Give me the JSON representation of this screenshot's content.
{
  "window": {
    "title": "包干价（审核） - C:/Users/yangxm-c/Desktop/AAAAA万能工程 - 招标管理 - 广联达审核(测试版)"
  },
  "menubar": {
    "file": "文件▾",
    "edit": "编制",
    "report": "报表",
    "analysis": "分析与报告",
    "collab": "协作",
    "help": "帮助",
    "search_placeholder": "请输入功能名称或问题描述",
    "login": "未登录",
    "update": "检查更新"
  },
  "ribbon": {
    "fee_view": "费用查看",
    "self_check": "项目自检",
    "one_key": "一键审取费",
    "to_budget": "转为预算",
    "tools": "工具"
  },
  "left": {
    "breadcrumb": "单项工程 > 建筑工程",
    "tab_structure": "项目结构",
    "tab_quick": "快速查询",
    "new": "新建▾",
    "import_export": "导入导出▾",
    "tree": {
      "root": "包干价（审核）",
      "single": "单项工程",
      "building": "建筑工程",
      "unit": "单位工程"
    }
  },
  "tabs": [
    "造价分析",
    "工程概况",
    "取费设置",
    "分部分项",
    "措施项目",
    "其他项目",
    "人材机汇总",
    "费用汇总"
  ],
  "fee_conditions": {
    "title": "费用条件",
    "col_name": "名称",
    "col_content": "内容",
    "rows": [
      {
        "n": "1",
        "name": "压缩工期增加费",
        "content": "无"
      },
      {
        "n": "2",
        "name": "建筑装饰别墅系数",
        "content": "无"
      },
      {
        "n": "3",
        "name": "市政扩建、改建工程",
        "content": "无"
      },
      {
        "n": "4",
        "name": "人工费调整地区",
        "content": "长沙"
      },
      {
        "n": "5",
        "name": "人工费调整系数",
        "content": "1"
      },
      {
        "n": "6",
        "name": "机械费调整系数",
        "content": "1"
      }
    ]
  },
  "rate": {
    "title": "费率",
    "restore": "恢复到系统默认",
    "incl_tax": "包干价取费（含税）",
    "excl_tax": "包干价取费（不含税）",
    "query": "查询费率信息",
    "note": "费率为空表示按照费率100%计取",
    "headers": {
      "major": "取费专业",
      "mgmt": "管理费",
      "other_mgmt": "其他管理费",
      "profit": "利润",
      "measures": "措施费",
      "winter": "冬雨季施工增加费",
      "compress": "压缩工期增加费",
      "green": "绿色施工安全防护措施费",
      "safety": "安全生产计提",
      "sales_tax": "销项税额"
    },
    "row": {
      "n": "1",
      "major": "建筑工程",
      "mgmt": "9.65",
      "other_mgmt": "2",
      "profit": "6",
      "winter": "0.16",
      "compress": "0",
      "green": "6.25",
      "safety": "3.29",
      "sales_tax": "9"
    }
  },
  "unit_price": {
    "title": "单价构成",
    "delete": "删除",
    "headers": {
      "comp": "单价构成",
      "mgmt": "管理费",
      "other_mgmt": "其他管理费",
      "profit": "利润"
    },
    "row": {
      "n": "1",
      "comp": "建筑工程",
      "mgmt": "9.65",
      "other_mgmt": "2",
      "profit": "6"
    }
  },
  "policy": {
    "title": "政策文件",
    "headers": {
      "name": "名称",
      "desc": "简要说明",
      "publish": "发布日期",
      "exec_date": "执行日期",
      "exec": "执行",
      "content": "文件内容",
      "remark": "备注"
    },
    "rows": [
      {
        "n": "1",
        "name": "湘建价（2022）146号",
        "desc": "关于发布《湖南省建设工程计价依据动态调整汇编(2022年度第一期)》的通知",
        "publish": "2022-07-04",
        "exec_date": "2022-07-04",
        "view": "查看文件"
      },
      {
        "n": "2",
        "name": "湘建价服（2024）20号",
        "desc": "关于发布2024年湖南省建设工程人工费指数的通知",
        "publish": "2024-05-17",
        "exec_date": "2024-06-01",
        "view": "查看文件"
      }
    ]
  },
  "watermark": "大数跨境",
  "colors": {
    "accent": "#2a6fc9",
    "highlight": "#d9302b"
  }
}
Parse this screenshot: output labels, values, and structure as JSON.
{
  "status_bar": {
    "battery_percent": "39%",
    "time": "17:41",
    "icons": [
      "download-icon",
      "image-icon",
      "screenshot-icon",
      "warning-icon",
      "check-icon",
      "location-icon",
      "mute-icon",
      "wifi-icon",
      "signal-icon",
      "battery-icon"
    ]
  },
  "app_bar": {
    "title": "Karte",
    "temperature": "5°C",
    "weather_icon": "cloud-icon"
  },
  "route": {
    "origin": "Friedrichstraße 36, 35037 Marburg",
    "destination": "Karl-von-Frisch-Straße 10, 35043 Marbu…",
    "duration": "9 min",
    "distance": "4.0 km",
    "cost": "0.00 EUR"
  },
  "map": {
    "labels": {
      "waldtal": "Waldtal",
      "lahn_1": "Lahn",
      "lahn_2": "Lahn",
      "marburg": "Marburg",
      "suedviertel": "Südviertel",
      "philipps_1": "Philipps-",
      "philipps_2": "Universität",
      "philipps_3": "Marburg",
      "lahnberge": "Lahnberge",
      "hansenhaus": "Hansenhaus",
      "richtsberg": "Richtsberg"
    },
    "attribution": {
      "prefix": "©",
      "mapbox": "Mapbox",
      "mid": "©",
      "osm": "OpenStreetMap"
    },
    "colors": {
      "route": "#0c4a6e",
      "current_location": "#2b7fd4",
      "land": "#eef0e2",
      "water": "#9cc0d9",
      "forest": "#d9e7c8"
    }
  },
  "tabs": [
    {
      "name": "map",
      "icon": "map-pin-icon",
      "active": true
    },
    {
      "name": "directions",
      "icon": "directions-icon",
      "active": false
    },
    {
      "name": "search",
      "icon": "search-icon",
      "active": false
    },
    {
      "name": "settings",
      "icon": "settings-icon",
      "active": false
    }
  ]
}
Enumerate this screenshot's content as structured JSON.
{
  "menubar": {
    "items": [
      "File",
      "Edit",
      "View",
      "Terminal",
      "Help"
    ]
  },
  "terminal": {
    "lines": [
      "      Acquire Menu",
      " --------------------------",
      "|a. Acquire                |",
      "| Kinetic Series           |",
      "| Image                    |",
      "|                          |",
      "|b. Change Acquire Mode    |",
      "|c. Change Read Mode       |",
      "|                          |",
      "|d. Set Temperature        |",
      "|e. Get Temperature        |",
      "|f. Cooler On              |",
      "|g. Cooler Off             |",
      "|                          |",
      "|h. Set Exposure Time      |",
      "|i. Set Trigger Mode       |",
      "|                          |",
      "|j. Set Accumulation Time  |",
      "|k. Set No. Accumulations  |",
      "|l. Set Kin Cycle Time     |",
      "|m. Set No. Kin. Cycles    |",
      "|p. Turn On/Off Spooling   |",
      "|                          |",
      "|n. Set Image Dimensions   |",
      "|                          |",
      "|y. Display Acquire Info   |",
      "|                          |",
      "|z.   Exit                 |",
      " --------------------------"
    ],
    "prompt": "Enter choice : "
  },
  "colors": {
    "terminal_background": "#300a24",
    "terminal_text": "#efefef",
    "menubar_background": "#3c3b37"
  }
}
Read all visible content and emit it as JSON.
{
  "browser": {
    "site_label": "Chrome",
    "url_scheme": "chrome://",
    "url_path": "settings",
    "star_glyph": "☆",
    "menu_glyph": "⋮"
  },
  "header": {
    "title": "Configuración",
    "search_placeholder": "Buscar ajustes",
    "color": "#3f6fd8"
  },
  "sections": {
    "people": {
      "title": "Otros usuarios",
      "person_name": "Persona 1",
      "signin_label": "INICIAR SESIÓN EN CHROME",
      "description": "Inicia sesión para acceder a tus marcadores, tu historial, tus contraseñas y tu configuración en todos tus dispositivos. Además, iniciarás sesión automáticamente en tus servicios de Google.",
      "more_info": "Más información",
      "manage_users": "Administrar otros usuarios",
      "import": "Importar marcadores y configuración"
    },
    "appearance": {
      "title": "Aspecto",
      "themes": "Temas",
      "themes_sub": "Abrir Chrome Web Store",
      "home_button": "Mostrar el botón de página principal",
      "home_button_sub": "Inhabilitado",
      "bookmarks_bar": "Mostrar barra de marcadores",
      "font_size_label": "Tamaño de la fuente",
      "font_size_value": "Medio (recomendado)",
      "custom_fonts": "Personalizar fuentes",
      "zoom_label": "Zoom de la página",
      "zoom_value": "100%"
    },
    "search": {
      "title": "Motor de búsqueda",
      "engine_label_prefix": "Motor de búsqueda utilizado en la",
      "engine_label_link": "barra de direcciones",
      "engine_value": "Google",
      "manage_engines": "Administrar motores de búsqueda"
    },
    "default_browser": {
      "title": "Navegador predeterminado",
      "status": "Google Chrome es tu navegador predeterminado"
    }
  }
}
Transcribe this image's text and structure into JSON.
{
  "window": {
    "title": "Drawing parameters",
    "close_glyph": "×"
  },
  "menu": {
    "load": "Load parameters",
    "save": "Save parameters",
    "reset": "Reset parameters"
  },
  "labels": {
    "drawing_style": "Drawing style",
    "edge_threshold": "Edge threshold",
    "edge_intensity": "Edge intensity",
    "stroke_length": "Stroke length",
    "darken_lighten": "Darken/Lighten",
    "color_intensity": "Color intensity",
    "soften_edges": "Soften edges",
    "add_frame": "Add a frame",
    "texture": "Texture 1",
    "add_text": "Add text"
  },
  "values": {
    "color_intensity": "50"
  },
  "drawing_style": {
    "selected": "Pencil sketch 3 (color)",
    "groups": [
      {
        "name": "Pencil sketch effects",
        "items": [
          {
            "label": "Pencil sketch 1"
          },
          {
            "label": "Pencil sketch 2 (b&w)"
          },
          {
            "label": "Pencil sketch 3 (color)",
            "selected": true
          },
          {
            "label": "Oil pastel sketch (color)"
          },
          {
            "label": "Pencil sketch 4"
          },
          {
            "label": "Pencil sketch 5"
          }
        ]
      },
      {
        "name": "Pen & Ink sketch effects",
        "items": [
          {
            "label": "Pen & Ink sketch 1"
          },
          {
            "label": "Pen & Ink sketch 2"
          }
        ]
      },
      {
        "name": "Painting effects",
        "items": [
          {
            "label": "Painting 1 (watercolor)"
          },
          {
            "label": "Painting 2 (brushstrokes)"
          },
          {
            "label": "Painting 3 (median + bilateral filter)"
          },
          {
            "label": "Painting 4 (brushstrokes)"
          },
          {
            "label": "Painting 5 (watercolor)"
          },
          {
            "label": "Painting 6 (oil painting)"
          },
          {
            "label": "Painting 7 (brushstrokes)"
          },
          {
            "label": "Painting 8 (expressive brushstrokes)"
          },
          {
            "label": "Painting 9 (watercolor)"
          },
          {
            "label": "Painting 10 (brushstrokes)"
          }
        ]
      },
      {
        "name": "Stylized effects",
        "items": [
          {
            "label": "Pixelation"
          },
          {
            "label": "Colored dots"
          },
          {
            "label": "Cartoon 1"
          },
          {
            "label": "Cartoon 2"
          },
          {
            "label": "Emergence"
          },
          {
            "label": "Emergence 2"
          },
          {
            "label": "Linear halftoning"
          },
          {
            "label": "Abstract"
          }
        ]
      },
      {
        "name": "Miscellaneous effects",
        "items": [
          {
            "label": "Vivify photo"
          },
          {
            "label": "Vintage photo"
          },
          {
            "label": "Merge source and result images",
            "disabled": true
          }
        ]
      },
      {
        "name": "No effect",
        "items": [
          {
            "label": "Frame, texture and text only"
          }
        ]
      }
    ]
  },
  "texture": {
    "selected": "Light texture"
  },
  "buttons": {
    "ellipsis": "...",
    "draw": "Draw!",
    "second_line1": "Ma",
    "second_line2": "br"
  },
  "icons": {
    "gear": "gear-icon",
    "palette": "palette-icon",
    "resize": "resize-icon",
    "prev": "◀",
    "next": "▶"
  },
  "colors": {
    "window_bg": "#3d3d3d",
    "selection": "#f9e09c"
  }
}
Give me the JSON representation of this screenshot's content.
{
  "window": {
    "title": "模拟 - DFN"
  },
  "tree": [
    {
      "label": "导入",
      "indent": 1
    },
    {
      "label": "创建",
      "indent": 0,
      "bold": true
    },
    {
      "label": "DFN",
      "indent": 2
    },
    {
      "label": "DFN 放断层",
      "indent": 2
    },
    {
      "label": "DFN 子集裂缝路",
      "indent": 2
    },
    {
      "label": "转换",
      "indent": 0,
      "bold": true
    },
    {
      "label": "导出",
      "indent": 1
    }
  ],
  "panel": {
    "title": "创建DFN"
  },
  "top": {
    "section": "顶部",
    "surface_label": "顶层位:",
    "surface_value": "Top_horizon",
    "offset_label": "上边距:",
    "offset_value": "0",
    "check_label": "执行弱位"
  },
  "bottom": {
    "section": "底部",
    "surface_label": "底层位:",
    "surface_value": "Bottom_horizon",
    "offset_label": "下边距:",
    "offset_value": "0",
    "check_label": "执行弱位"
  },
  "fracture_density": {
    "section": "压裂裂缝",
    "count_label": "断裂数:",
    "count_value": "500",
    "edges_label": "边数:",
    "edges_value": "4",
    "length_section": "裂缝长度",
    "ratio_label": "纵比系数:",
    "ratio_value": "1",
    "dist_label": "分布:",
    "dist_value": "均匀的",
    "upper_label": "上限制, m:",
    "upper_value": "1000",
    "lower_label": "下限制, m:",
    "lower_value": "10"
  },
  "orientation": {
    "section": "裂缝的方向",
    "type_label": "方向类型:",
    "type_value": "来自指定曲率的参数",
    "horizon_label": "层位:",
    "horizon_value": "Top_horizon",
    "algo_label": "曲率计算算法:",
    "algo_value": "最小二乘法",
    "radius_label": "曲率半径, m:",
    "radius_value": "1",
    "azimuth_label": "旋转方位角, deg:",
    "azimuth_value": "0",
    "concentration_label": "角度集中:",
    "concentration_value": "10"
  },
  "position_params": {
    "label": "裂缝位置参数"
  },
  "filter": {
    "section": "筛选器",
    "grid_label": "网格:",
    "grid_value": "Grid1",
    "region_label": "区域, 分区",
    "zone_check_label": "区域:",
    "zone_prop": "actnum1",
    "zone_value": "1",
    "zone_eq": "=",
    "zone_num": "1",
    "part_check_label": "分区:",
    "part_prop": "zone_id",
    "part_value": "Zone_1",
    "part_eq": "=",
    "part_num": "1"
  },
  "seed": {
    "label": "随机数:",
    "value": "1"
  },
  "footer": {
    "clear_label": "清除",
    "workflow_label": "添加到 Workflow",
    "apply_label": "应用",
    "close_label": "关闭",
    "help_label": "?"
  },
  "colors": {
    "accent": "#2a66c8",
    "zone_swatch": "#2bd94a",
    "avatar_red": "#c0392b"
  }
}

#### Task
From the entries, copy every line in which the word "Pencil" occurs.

#### Written response
    "selected": "Pencil sketch 3 (color)",
        "name": "Pencil sketch effects",
            "label": "Pencil sketch 1"
            "label": "Pencil sketch 2 (b&w)"
            "label": "Pencil sketch 3 (color)",
            "label": "Pencil sketch 4"
            "label": "Pencil sketch 5"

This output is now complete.